(Items from an interface collection)
********

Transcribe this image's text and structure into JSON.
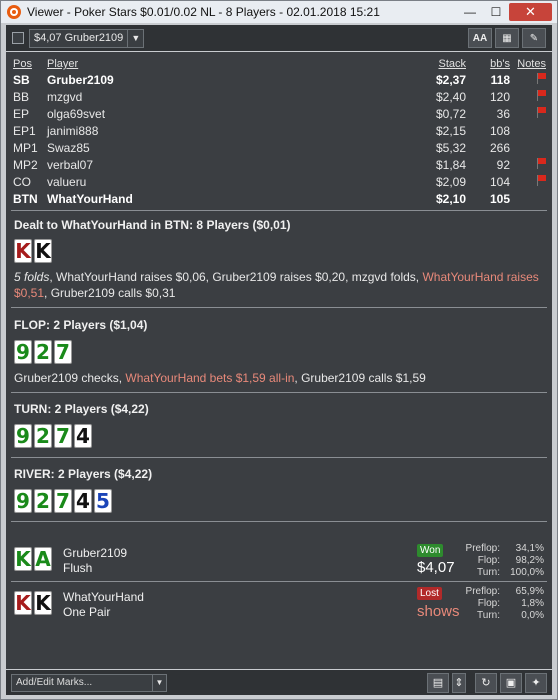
{
  "window": {
    "title": "Viewer - Poker Stars $0.01/0.02 NL - 8 Players - 02.01.2018 15:21",
    "minimize": "—",
    "maximize": "☐",
    "close": "✕"
  },
  "toolbar": {
    "hand_selector": "$4,07 Gruber2109",
    "font_button": "AA",
    "grid_button": "▦",
    "edit_button": "✎"
  },
  "players_table": {
    "headers": {
      "pos": "Pos",
      "player": "Player",
      "stack": "Stack",
      "bbs": "bb's",
      "notes": "Notes"
    },
    "rows": [
      {
        "pos": "SB",
        "player": "Gruber2109",
        "stack": "$2,37",
        "bbs": "118",
        "note_flag": true,
        "bold": true
      },
      {
        "pos": "BB",
        "player": "mzgvd",
        "stack": "$2,40",
        "bbs": "120",
        "note_flag": true,
        "bold": false
      },
      {
        "pos": "EP",
        "player": "olga69svet",
        "stack": "$0,72",
        "bbs": "36",
        "note_flag": true,
        "bold": false
      },
      {
        "pos": "EP1",
        "player": "janimi888",
        "stack": "$2,15",
        "bbs": "108",
        "note_flag": false,
        "bold": false
      },
      {
        "pos": "MP1",
        "player": "Swaz85",
        "stack": "$5,32",
        "bbs": "266",
        "note_flag": false,
        "bold": false
      },
      {
        "pos": "MP2",
        "player": "verbal07",
        "stack": "$1,84",
        "bbs": "92",
        "note_flag": true,
        "bold": false
      },
      {
        "pos": "CO",
        "player": "valueru",
        "stack": "$2,09",
        "bbs": "104",
        "note_flag": true,
        "bold": false
      },
      {
        "pos": "BTN",
        "player": "WhatYourHand",
        "stack": "$2,10",
        "bbs": "105",
        "note_flag": false,
        "bold": true
      }
    ]
  },
  "preflop": {
    "title": "Dealt to WhatYourHand in BTN: 8 Players ($0,01)",
    "cards": [
      {
        "rank": "K",
        "color": "red"
      },
      {
        "rank": "K",
        "color": "black"
      }
    ],
    "action_folds": "5 folds",
    "action_1": ", WhatYourHand raises $0,06, Gruber2109 raises $0,20, mzgvd folds, ",
    "action_hl": "WhatYourHand raises $0,51",
    "action_2": ", Gruber2109 calls $0,31"
  },
  "flop": {
    "title": "FLOP: 2 Players ($1,04)",
    "cards": [
      {
        "rank": "9",
        "color": "green"
      },
      {
        "rank": "2",
        "color": "green"
      },
      {
        "rank": "7",
        "color": "green"
      }
    ],
    "action_1": "Gruber2109 checks, ",
    "action_hl": "WhatYourHand bets $1,59 all-in",
    "action_2": ", Gruber2109 calls $1,59"
  },
  "turn": {
    "title": "TURN: 2 Players ($4,22)",
    "cards": [
      {
        "rank": "9",
        "color": "green"
      },
      {
        "rank": "2",
        "color": "green"
      },
      {
        "rank": "7",
        "color": "green"
      },
      {
        "rank": "4",
        "color": "black"
      }
    ]
  },
  "river": {
    "title": "RIVER: 2 Players ($4,22)",
    "cards": [
      {
        "rank": "9",
        "color": "green"
      },
      {
        "rank": "2",
        "color": "green"
      },
      {
        "rank": "7",
        "color": "green"
      },
      {
        "rank": "4",
        "color": "black"
      },
      {
        "rank": "5",
        "color": "blue"
      }
    ]
  },
  "results": [
    {
      "cards": [
        {
          "rank": "K",
          "color": "green"
        },
        {
          "rank": "A",
          "color": "green"
        }
      ],
      "player": "Gruber2109",
      "hand": "Flush",
      "badge": "Won",
      "amount": "$4,07",
      "equity": [
        {
          "label": "Preflop:",
          "value": "34,1%"
        },
        {
          "label": "Flop:",
          "value": "98,2%"
        },
        {
          "label": "Turn:",
          "value": "100,0%"
        }
      ]
    },
    {
      "cards": [
        {
          "rank": "K",
          "color": "red"
        },
        {
          "rank": "K",
          "color": "black"
        }
      ],
      "player": "WhatYourHand",
      "hand": "One Pair",
      "badge": "Lost",
      "amount": "shows",
      "equity": [
        {
          "label": "Preflop:",
          "value": "65,9%"
        },
        {
          "label": "Flop:",
          "value": "1,8%"
        },
        {
          "label": "Turn:",
          "value": "0,0%"
        }
      ]
    }
  ],
  "statusbar": {
    "marks_placeholder": "Add/Edit Marks...",
    "calendar": "▤",
    "spinner": "⇕",
    "replay": "↻",
    "save": "▣",
    "twitter": "✦"
  },
  "colors": {
    "card_red": "#a61c1c",
    "card_green": "#1a8a1a",
    "card_blue": "#1a44b8",
    "highlight": "#e8897a",
    "won": "#2e8b2e",
    "lost": "#b12a2a"
  }
}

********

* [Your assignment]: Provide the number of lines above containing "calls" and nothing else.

* [Exercise output]: 2